X-F5-Auth-Token as a value for the
Connection header to skip the basic authorization checks by
mod_auth_pam.so and have the
X-F5-Auth-Token header removed from our request before it gets passed to the iControl REST service! We can use the
/mgmt/tm/util/bash to execute arbitrary system commands as root.
Let’s examine what F5 has done to remediate this vulnerability. It appears majority of the fix is implemented in
mod_auth_pam.so to make sure that there aren’t any values in the
Connection header that the application cannot handle. This check is implemented in their hook function seen below:
X-F5-Auth-Token validation has been moved to this hook function and
AuthTokenWorker.java in the iControl REST service has been updated to make sure that its cache is always written to disk, presumably so that
mod_auth_pam.so is able to correctly validate the token.
To wrap things up here is an overview of the necessary conditions of a request for exploiting this vulnerability:
- Connection header must include X-F5-Auth-Token
- X-F5-Auth-Token header must be present
- Host header must be localhost / 127.0.0.1 or the Connection header must include X-Forwarded-Host
- Auth header must be set with the admin username and any password
IOCs can be found in the
/var/log/audit log file. Unrecognized commands executed by the
mgmt/tm/util/bash endpoint should be cause for concern. An attacker can use this vulnerability to do just about anything they want to on the vulnerable server.
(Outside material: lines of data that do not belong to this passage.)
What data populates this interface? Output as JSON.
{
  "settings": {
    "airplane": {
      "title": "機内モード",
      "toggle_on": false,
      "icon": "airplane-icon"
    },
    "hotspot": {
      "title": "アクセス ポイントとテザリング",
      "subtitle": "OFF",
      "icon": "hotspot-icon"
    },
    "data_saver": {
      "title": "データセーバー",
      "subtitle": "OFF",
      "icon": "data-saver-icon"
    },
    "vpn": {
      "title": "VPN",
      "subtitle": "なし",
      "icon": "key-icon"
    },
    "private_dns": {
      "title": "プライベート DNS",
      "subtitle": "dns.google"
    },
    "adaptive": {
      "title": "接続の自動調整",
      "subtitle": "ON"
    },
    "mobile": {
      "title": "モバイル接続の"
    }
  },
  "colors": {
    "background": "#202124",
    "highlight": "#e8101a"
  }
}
This includes making configuration changes, stealing sensitive information and moving laterally within the target network.